• [WORK INSTRUCTION]: Every line of the records below should be restated exactly.

[Website and app data records]
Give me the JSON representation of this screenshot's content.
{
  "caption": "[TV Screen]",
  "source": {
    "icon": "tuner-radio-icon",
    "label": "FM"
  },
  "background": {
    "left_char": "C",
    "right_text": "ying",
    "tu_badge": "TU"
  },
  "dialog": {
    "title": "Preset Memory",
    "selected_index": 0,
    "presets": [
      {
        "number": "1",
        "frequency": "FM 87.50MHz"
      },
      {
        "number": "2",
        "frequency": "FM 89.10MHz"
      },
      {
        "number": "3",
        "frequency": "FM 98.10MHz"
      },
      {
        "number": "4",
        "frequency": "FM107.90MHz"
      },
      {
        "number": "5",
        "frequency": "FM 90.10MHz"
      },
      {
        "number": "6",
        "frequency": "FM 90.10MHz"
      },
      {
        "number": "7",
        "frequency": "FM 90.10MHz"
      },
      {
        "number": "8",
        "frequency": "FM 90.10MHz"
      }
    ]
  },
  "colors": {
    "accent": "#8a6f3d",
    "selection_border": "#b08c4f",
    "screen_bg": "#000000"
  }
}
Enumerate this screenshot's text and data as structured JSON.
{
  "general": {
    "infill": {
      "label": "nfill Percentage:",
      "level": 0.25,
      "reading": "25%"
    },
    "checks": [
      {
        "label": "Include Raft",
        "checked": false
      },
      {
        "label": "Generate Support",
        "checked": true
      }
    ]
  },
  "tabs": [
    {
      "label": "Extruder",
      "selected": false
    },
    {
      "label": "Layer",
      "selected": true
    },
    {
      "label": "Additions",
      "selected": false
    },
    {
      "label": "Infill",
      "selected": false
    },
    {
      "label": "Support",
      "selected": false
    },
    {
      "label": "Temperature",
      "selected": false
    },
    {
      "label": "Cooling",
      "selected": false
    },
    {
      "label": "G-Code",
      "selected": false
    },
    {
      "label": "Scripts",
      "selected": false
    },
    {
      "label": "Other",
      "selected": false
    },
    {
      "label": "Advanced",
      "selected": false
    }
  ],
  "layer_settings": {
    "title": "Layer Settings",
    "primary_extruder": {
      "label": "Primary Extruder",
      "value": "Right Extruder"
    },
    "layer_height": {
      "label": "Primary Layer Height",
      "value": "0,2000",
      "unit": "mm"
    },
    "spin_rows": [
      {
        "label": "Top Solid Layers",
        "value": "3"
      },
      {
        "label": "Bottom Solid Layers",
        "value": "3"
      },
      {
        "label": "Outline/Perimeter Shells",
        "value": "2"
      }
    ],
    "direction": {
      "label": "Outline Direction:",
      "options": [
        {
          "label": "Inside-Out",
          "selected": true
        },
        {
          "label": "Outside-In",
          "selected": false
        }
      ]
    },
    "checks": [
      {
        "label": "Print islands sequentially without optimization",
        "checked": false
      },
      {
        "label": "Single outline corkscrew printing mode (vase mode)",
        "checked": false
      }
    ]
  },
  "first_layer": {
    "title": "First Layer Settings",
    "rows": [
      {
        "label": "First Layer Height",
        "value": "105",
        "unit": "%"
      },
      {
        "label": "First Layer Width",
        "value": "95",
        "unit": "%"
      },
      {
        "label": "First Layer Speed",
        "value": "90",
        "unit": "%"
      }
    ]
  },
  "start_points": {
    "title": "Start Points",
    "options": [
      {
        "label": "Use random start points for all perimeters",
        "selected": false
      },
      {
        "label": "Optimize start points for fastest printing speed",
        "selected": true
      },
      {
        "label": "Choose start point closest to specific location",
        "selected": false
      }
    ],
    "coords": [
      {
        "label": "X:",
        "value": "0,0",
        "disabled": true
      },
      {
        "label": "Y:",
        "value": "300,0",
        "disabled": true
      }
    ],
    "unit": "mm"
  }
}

• [ANSWER TO THIS TASK]:
Give me the JSON representation of this screenshot's content.
{
  "caption": "[TV Screen]",
  "source": {
    "icon": "tuner-radio-icon",
    "label": "FM"
  },
  "background": {
    "left_char": "C",
    "right_text": "ying",
    "tu_badge": "TU"
  },
  "dialog": {
    "title": "Preset Memory",
    "selected_index": 0,
    "presets": [
      {
        "number": "1",
        "frequency": "FM 87.50MHz"
      },
      {
        "number": "2",
        "frequency": "FM 89.10MHz"
      },
      {
        "number": "3",
        "frequency": "FM 98.10MHz"
      },
      {
        "number": "4",
        "frequency": "FM107.90MHz"
      },
      {
        "number": "5",
        "frequency": "FM 90.10MHz"
      },
      {
        "number": "6",
        "frequency": "FM 90.10MHz"
      },
      {
        "number": "7",
        "frequency": "FM 90.10MHz"
      },
      {
        "number": "8",
        "frequency": "FM 90.10MHz"
      }
    ]
  },
  "colors": {
    "accent": "#8a6f3d",
    "selection_border": "#b08c4f",
    "screen_bg": "#000000"
  }
}
Enumerate this screenshot's text and data as structured JSON.
{
  "general": {
    "infill": {
      "label": "nfill Percentage:",
      "level": 0.25,
      "reading": "25%"
    },
    "checks": [
      {
        "label": "Include Raft",
        "checked": false
      },
      {
        "label": "Generate Support",
        "checked": true
      }
    ]
  },
  "tabs": [
    {
      "label": "Extruder",
      "selected": false
    },
    {
      "label": "Layer",
      "selected": true
    },
    {
      "label": "Additions",
      "selected": false
    },
    {
      "label": "Infill",
      "selected": false
    },
    {
      "label": "Support",
      "selected": false
    },
    {
      "label": "Temperature",
      "selected": false
    },
    {
      "label": "Cooling",
      "selected": false
    },
    {
      "label": "G-Code",
      "selected": false
    },
    {
      "label": "Scripts",
      "selected": false
    },
    {
      "label": "Other",
      "selected": false
    },
    {
      "label": "Advanced",
      "selected": false
    }
  ],
  "layer_settings": {
    "title": "Layer Settings",
    "primary_extruder": {
      "label": "Primary Extruder",
      "value": "Right Extruder"
    },
    "layer_height": {
      "label": "Primary Layer Height",
      "value": "0,2000",
      "unit": "mm"
    },
    "spin_rows": [
      {
        "label": "Top Solid Layers",
        "value": "3"
      },
      {
        "label": "Bottom Solid Layers",
        "value": "3"
      },
      {
        "label": "Outline/Perimeter Shells",
        "value": "2"
      }
    ],
    "direction": {
      "label": "Outline Direction:",
      "options": [
        {
          "label": "Inside-Out",
          "selected": true
        },
        {
          "label": "Outside-In",
          "selected": false
        }
      ]
    },
    "checks": [
      {
        "label": "Print islands sequentially without optimization",
        "checked": false
      },
      {
        "label": "Single outline corkscrew printing mode (vase mode)",
        "checked": false
      }
    ]
  },
  "first_layer": {
    "title": "First Layer Settings",
    "rows": [
      {
        "label": "First Layer Height",
        "value": "105",
        "unit": "%"
      },
      {
        "label": "First Layer Width",
        "value": "95",
        "unit": "%"
      },
      {
        "label": "First Layer Speed",
        "value": "90",
        "unit": "%"
      }
    ]
  },
  "start_points": {
    "title": "Start Points",
    "options": [
      {
        "label": "Use random start points for all perimeters",
        "selected": false
      },
      {
        "label": "Optimize start points for fastest printing speed",
        "selected": true
      },
      {
        "label": "Choose start point closest to specific location",
        "selected": false
      }
    ],
    "coords": [
      {
        "label": "X:",
        "value": "0,0",
        "disabled": true
      },
      {
        "label": "Y:",
        "value": "300,0",
        "disabled": true
      }
    ],
    "unit": "mm"
  }
}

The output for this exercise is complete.